» What the task requires:
Copy every line that contains the string "Королёва" from the entries below.

» Material provided:
---------------
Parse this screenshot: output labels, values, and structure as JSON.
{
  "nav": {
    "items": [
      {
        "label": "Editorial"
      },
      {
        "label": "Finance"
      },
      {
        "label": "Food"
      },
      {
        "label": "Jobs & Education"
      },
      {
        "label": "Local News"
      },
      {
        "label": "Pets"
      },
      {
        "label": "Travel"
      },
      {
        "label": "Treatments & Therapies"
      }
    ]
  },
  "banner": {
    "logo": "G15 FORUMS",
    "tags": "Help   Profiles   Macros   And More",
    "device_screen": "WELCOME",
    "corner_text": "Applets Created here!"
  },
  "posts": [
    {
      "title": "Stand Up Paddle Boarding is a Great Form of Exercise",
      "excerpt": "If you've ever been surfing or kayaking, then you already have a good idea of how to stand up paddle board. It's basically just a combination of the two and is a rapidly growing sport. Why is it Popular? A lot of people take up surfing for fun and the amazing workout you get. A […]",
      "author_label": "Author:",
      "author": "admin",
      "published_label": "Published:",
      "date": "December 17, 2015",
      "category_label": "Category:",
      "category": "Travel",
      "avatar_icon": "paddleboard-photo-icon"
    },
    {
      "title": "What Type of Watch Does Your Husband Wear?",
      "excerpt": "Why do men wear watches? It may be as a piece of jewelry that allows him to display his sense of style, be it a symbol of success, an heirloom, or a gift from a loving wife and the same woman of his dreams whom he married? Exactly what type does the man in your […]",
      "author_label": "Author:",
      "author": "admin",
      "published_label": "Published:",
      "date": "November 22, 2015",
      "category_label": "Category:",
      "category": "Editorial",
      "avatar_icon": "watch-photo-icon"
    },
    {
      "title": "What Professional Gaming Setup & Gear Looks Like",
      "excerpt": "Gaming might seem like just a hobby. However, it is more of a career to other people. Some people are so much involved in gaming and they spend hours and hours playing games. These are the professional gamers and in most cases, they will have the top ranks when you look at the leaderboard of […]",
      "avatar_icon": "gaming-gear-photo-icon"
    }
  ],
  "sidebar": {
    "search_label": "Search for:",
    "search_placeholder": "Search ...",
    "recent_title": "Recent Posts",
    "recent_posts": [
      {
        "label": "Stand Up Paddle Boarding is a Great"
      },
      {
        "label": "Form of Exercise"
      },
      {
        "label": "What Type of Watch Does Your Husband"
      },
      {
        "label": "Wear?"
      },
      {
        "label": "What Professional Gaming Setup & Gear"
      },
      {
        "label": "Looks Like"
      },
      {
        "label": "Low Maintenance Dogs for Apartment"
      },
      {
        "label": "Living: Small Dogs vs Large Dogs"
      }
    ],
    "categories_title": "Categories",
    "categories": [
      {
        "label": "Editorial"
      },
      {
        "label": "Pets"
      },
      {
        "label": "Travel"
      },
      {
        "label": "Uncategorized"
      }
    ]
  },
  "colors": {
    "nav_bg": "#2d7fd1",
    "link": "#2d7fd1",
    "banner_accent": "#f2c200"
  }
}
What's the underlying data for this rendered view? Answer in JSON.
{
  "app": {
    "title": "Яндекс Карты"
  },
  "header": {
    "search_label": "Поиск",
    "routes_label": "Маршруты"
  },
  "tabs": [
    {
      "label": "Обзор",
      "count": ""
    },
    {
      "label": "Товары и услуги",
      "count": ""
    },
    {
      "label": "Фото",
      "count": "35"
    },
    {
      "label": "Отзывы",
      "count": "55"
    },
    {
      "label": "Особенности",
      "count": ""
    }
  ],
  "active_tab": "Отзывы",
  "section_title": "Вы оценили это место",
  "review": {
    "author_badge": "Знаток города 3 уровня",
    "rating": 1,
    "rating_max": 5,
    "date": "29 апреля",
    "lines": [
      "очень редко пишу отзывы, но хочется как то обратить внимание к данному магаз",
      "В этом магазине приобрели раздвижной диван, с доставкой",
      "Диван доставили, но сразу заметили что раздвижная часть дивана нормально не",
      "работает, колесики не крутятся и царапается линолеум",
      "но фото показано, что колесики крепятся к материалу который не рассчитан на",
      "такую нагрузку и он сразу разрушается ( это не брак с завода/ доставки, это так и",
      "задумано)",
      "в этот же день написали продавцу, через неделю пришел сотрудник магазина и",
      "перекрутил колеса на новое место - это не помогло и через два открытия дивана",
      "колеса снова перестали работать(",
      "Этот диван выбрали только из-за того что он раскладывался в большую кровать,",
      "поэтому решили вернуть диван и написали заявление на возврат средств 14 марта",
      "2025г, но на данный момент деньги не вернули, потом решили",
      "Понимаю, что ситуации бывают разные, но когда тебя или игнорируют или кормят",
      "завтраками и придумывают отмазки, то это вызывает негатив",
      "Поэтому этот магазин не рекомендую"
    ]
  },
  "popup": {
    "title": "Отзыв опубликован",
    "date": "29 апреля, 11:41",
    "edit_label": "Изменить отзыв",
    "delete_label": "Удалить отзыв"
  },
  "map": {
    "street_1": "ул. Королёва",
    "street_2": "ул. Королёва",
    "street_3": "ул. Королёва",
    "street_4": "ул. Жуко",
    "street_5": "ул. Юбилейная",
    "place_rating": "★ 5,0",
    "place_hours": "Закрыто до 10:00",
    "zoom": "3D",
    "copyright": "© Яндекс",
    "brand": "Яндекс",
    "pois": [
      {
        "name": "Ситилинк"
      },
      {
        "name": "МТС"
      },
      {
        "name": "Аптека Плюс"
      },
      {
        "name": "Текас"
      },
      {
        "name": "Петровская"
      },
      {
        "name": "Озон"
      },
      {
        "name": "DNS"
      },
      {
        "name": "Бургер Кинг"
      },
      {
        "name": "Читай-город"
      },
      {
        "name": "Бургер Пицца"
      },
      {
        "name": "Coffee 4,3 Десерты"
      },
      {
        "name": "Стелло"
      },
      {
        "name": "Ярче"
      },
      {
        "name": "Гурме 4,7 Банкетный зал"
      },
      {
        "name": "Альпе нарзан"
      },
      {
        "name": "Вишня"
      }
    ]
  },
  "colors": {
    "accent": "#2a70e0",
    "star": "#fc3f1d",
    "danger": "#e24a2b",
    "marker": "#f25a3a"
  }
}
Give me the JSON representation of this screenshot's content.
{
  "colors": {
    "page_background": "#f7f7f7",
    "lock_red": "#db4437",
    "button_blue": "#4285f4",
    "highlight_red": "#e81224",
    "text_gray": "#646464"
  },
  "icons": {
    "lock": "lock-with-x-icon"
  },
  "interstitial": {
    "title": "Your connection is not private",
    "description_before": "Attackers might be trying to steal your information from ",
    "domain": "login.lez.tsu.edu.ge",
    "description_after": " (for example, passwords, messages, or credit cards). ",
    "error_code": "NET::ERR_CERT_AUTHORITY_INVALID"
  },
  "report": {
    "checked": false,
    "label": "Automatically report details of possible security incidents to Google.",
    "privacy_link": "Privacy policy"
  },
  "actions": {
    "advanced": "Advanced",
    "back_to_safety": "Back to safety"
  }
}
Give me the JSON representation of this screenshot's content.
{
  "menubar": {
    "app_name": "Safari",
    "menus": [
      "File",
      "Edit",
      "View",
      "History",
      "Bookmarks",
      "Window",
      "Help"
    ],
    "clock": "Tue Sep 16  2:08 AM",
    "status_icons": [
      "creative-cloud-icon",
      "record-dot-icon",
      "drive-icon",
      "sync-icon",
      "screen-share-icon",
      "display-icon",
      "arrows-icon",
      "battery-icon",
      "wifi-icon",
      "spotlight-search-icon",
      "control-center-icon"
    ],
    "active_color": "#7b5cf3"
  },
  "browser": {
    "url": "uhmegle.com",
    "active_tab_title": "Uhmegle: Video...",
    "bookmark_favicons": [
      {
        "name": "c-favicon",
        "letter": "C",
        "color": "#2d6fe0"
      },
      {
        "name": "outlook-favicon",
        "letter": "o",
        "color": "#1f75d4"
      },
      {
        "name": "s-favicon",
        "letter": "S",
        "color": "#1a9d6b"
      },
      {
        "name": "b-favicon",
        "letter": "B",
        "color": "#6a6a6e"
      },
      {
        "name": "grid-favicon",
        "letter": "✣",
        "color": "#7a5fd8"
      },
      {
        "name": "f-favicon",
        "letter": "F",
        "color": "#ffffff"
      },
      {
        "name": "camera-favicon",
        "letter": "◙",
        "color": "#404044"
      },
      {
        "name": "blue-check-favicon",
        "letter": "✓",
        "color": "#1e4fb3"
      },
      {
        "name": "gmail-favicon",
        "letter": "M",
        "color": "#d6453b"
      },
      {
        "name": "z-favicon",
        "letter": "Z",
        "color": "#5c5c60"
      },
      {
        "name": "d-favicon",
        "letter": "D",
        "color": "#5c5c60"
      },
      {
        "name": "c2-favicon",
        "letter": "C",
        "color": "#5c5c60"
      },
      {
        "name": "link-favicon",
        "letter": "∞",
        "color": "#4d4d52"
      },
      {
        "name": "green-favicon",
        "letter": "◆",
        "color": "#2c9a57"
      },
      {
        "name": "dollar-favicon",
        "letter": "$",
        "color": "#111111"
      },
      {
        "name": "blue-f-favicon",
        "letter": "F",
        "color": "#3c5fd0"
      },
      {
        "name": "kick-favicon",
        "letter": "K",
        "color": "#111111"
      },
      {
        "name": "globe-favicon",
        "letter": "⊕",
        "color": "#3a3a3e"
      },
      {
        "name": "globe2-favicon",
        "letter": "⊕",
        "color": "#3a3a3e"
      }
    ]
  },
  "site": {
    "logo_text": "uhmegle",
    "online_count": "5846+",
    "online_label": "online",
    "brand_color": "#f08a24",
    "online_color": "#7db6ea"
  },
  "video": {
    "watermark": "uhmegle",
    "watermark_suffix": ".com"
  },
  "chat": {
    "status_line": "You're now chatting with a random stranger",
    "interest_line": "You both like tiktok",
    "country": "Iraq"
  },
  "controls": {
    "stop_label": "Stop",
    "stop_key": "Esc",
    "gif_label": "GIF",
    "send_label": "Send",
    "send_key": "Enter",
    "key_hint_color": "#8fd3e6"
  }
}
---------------
» Solved problem:
    "street_1": "ул. Королёва",
    "street_2": "ул. Королёва",
    "street_3": "ул. Королёва",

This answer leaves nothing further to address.